WORK TO COMPLETE:
Return every line from the listing where the word "News" occurs.

——

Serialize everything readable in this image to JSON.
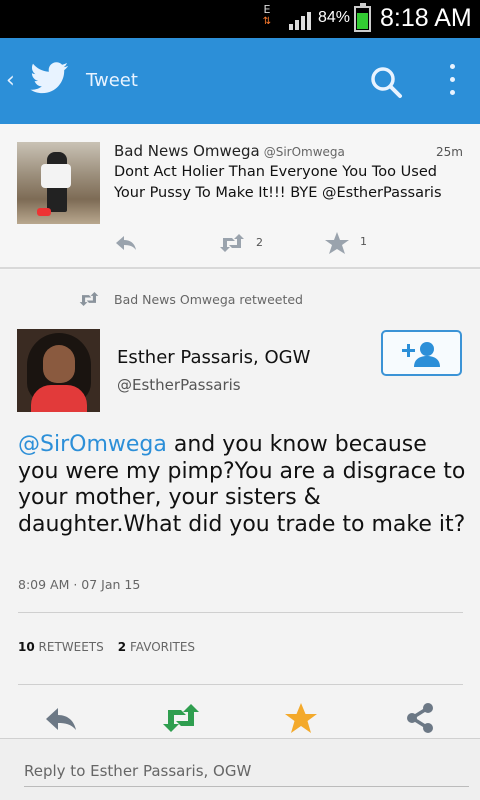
{
  "status_bar": {
    "network": "E",
    "battery_percent": "84%",
    "time": "8:18 AM"
  },
  "app_bar": {
    "title": "Tweet",
    "back_icon": "chevron-left-icon",
    "logo_icon": "twitter-bird-icon",
    "search_icon": "search-icon",
    "more_icon": "overflow-menu-icon",
    "color": "#2c8fd8"
  },
  "parent_tweet": {
    "author_name": "Bad News Omwega",
    "author_handle": "@SirOmwega",
    "time_ago": "25m",
    "text": "Dont Act Holier Than Everyone You Too Used Your Pussy To Make It!!! BYE @EstherPassaris",
    "retweet_count": "2",
    "favorite_count": "1"
  },
  "retweet_note": "Bad News Omwega retweeted",
  "main_tweet": {
    "author_name": "Esther Passaris, OGW",
    "author_handle": "@EstherPassaris",
    "mention": "@SirOmwega",
    "text": " and you know because you were my pimp?You are a disgrace to your mother, your sisters & daughter.What did you trade to make it?",
    "timestamp": "8:09 AM · 07 Jan 15",
    "retweets_count": "10",
    "retweets_label": "RETWEETS",
    "favorites_count": "2",
    "favorites_label": "FAVORITES"
  },
  "actions": {
    "reply_icon": "reply-icon",
    "retweet_icon": "retweet-icon",
    "favorite_icon": "star-icon",
    "share_icon": "share-icon",
    "retweet_color": "#2f9e4f",
    "favorite_color": "#f3a92b"
  },
  "reply_box": {
    "placeholder": "Reply to Esther Passaris, OGW"
  }
}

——

COMPLETED TASK:
    "author_name": "Bad News Omwega",
  "retweet_note": "Bad News Omwega retweeted",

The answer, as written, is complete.